Robert Berdan


Number of projects: 4

Land value: Land value is the appraised value of land that NCC has conserved directly and with partners. $11,551,720

Acres conserved: 2,406

Stewardship volunteers: 782

Bunchberry Meadows officially conserved


When Max Berretti came to Canada more than 55 years ago, he fell in love with its unique and special wild spaces. In 1974, he and four other families purchased a parcel of land bordering Edmonton, near the Devonian Botanic Garden. For 40 years the families cared for the land, protecting important habitat for moose and numerous other species.

The property is now surrounded by acreages, airports, roadways, bridges and industrial habitat.

When the decision to sell the land was made, the family members approached the Nature Conservancy of Canada (NCC) to try and find a way to ensure the long-term conservation of the property. Incredibly, these five families came together and agreed to sell their land for half of its appraised value in order to ensure it would be conserved for the people of Edmonton region of see, enjoy and connect with nature. Without this generous decision, this project would not have materialized.

The campaign to conserve Bunchberry Meadows was launched in 2015. NCC’s Alberta Region recently announced the securement of Bunchberry Meadows Conservation Area — a 640-acre (259-hectare) property located just 30 minutes from downtown Edmonton.

NCC and the Edmonton and Area Land Trust (EALT) acquired the property together and will collaborate on its ongoing management, including conducting wildlife species inventories, installing bird boxes and hosting public volunteer activities to steward the site.

Historic 135-year-old Oxley Ranch conserved


When Jennifer Barr was four years old, she and her family moved to the Oxley Ranch in southern Alberta. Her mother, Willa, married Jim Gordon, who gave Jennifer an old horse and a saddle with silver spots. Jennifer grew up riding that faithful horse, exploring the land and establishing a deep appreciation for the ranch she called home.

Over the years, Jim taught her the history of the land and told her stories about the people that had lived there and about the sacrifices their family had made in order to stay there.

Ranching is not an easy way to earn a living. With urban development expanding into the picturesque mountain foothills, there is increasing pressure from subdivision and real estate development.

With the future of their beloved ranch anything but certain, Jennifer and her family looked for a solution to ensure the long-term survival of the Oxley Ranch.

On March 28, 2017, the conservation of the Oxley Ranch was announced. The conservation agreement Jennifer’s mother put on the land with the Nature Conservancy of Canada (NCC) guarantees that the Barr family can stay and continue earning a living on the ranch that has supported their ancestors since 1919.

The ranch is located in close proximity to several other properties conserved by NCC, including the Welsch Ranch, Waldron Ranch and King Ranch.

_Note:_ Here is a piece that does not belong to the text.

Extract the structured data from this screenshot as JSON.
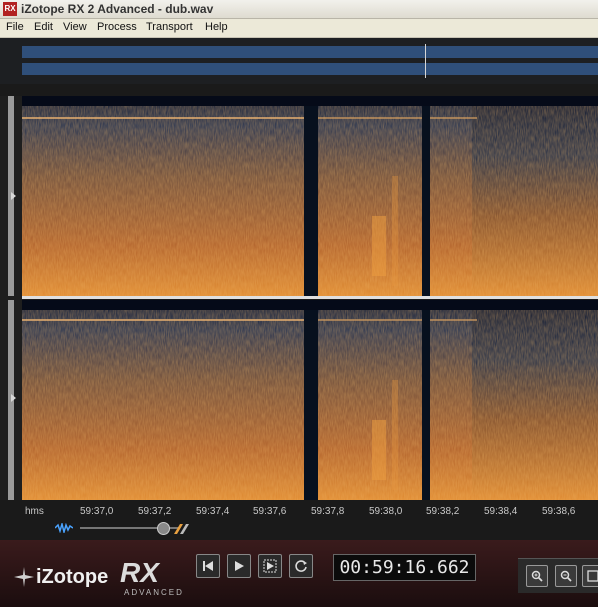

All of these ranches feature important grasslands, and are also located in the headwaters region of southern Alberta — an area that covers only four per cent of the province, but provides fresh drinking water to 45 per cent of Albertans. In addition to supporting ranching families as well as the native species that rely on this habitat, native grasslands such as the one at Oxley play an important role in helping to mitigate the impacts of drought and floods by storing water.

“Working with NCC has given me a great comfort knowing that the land will be protected long after we have all crossed the great divide,” said Jennifer.

The completion of this project was funded in part by the Government of Alberta through the Alberta Land Trust Grant Program, and by the Government of Canada through the Natural Areas Conservation Program.

MiMedia and NCC partner to create Alberta content for National Geographic Wild

Brian Keating at Going Wild screening (NCC)

The picturesque eastern slopes of the Rocky Mountains in southwestern Alberta are home to some of Canada’s most iconic species. Wolf, bear and cougar roam the landscape, coexisting with the area’s ranchers.

To capture this quintessentially Canadian area on film, so that others may experience it, MiMedia and NCC partnered to create an episode that will feature as part of a series on National Geographic Wild, hosted by long-time NCC supporter and world-renowned naturalist, Brian Keating. The episode, part of the Going Wild series, illustrates the importance and majesty of the eastern slopes of the Rocky Mountains in southwestern Alberta.

The southern foothills are a priority for NCC’s conservation work, as this region is one of the last pieces of relatively intact fescue grasslands in the province. It is estimated that less than five per cent of native fescue grasslands remain in the country, making this area one of the most threatened regions of Canada. This small piece of pristine wilderness also contains the last one per cent of the Northern Great Plains that still has a full complement of wildlife.

Thirteen hardy individuals braved -16 degree temperatures on March 11 to help clean up old wooden corrals from Bunchberry Meadows, making this the earliest Conservation Volunteers event ever.